But the absolute truth is that we always have the choice to shift perspective.
Sometimes it can feel difficult to shift perspective because the old patterns and the negativity are very comfortable.
We know them.
We have spent a lot of time curled up in their arms.
This is what is so beautiful about self-love. When self-love starts to bloom, we find a place in ourselves that wants to kick the old negative thoughts to the curb because we know that standing in a higher vibration of seeing abundance in our lives is simply a nicer way to be.
And, since we love ourselves, we would prefer to spend our time feeling nicer.
One way to do this is to shift to a perspective of seeing that whatever is happening in our lives is a part of our soul journey, instead of it seeing it as a problem, a catastrophe or a big, awful mistake.
Here is an example:
Let’s say you’re getting divorced.
Instead of thinking all the time, “I am getting divorced and I suck and I couldn’t even hold my marriage together, I must be a crummy person.”
We can think, “Divorce is presently occurring as part of my soul journey.”
Can you feel the difference between these two statements?
Can you feel the spaciousness and shifting from I have done a horrible thing to myself or I am being punished by the universe to just noticing that there is a challenge occurring.
Not because we are bad.
Not because we are unworthy.
Just because challenges are part of the human experience.
Just because we are a wave.
In every part of the wave we have the opportunity to use loving inquiry and awareness to find the places we are negative and our vibration is low for the purpose of seeking out ways to shift to love and forgiveness.

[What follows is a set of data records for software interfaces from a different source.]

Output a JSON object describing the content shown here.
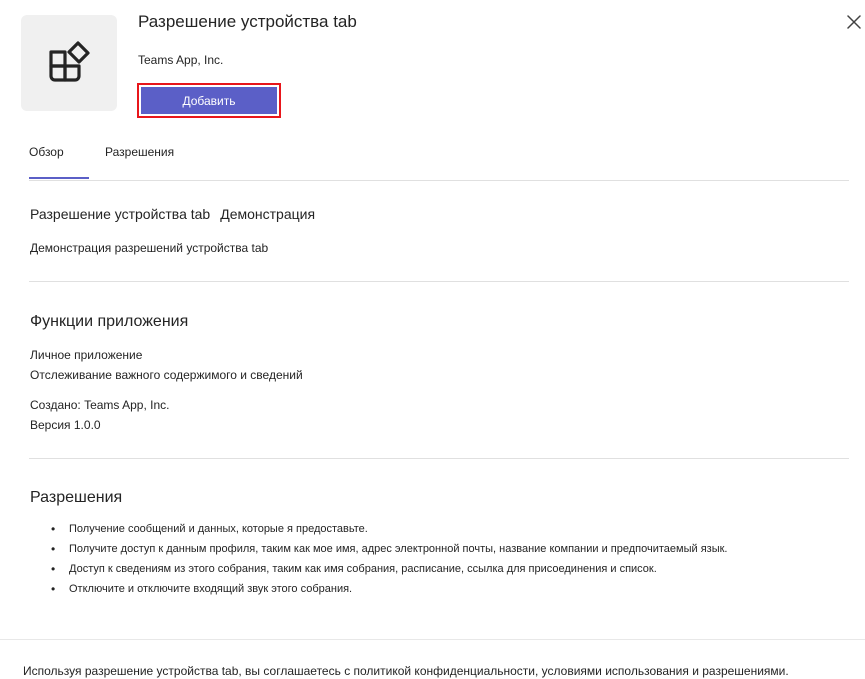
{
  "app": {
    "title": "Разрешение устройства tab",
    "publisher": "Teams App, Inc.",
    "add_label": "Добавить",
    "icon": "app-blocks-icon"
  },
  "tabs": [
    {
      "label": "Обзор",
      "selected": true
    },
    {
      "label": "Разрешения",
      "selected": false
    }
  ],
  "overview": {
    "title": "Разрешение устройства tab",
    "title_suffix": "Демонстрация",
    "description": "Демонстрация разрешений устройства tab"
  },
  "features": {
    "heading": "Функции приложения",
    "lines": [
      "Личное приложение",
      "Отслеживание важного содержимого и сведений",
      "Создано: Teams App, Inc.",
      "Версия 1.0.0"
    ]
  },
  "permissions": {
    "heading": "Разрешения",
    "items": [
      "Получение сообщений и данных, которые я предоставьте.",
      "Получите доступ к данным профиля, таким как мое имя, адрес электронной почты, название компании и предпочитаемый язык.",
      "Доступ к сведениям из этого собрания, таким как имя собрания, расписание, ссылка для присоединения и список.",
      "Отключите и отключите входящий звук этого собрания."
    ]
  },
  "footer": {
    "text": "Используя разрешение устройства tab, вы соглашаетесь с политикой конфиденциальности, условиями использования и разрешениями."
  },
  "colors": {
    "accent": "#5b5fc7",
    "highlight_border": "#e8161b"
  }
}
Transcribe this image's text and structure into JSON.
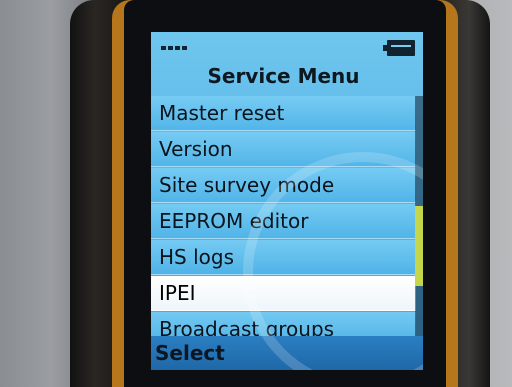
{
  "screen": {
    "title": "Service Menu",
    "menu_items": [
      {
        "label": "Master reset"
      },
      {
        "label": "Version"
      },
      {
        "label": "Site survey mode"
      },
      {
        "label": "EEPROM editor"
      },
      {
        "label": "HS logs"
      },
      {
        "label": "IPEI",
        "selected": true
      },
      {
        "label": "Broadcast groups"
      }
    ],
    "softkey": {
      "left_label": "Select"
    },
    "icons": {
      "signal": "signal-icon",
      "battery": "battery-icon"
    },
    "colors": {
      "screen_bg": "#5ab7e7",
      "highlight": "#ffffff",
      "softkey_bar": "#1f68a8",
      "scroll_thumb": "#c6d64a"
    }
  }
}
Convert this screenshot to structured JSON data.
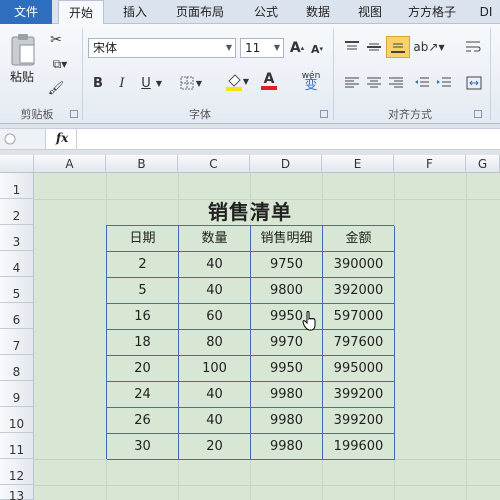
{
  "tabs": [
    "文件",
    "开始",
    "插入",
    "页面布局",
    "公式",
    "数据",
    "视图",
    "方方格子",
    "DI"
  ],
  "ribbon": {
    "clipboard": {
      "paste_label": "粘贴",
      "group_label": "剪贴板"
    },
    "font": {
      "font_name": "宋体",
      "font_size": "11",
      "bold": "B",
      "italic": "I",
      "underline": "U",
      "grow": "A",
      "shrink": "A",
      "fontcolor": "A",
      "phonetic": "wén",
      "phonetic2": "变",
      "group_label": "字体"
    },
    "align": {
      "group_label": "对齐方式"
    }
  },
  "formula_bar": {
    "fx": "fx"
  },
  "columns": [
    "A",
    "B",
    "C",
    "D",
    "E",
    "F",
    "G"
  ],
  "rows": [
    "1",
    "2",
    "3",
    "4",
    "5",
    "6",
    "7",
    "8",
    "9",
    "10",
    "11",
    "12",
    "13"
  ],
  "sheet": {
    "title": "销售清单",
    "headers": [
      "日期",
      "数量",
      "销售明细",
      "金额"
    ],
    "data": [
      [
        "2",
        "40",
        "9750",
        "390000"
      ],
      [
        "5",
        "40",
        "9800",
        "392000"
      ],
      [
        "16",
        "60",
        "9950",
        "597000"
      ],
      [
        "18",
        "80",
        "9970",
        "797600"
      ],
      [
        "20",
        "100",
        "9950",
        "995000"
      ],
      [
        "24",
        "40",
        "9980",
        "399200"
      ],
      [
        "26",
        "40",
        "9980",
        "399200"
      ],
      [
        "30",
        "20",
        "9980",
        "199600"
      ]
    ]
  },
  "colors": {
    "file_tab": "#2e6ec0",
    "sheet_bg": "#d8e7d3",
    "table_border": "#4a66c0",
    "highlight": "#f5c842",
    "font_red": "#e02020"
  }
}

“The turning point at the crest is when you reach the most materialistic, extroverted view of life, when materialization is complete and we feel ‘high’ and successful. In physics terms, the wave has become a particle. The most challenging time may be when the wave turns at the trough – when you’re bored, feel things fading, need space, and must release meaning and what’s outmoded in order to return to Being. In studying physics, this is where the particle becomes the wave. Moving from the trough to crest seems like the fun part because it involves enthusiasm, motivation, and achieving goals. But releasing old forms, relaxing, dreaming of multiple imaginary realities, and rejuvenating ourselves are every bit as pleasurable. Chronic resistance to the turning points of wave can cause exaggerated dramatic shifts, such as crises and traumas.”
Peirce is literally talking about going with the flow.
But even more exact, she is suggesting that we become the flow.
To really become the flow we need to let go of the concept that nothing is working out for us and instead embrace the wave exactly where it is.
We can float or surf or ride or sink.
But we stay the wave.
And eventually it will be a crest again.
And then a trough again.
And maybe we’ll even find gratitude for the opportunity to be one with this particular wave that is our soul journey.
Author: Ruth Lera
Editor: Caroline Beaton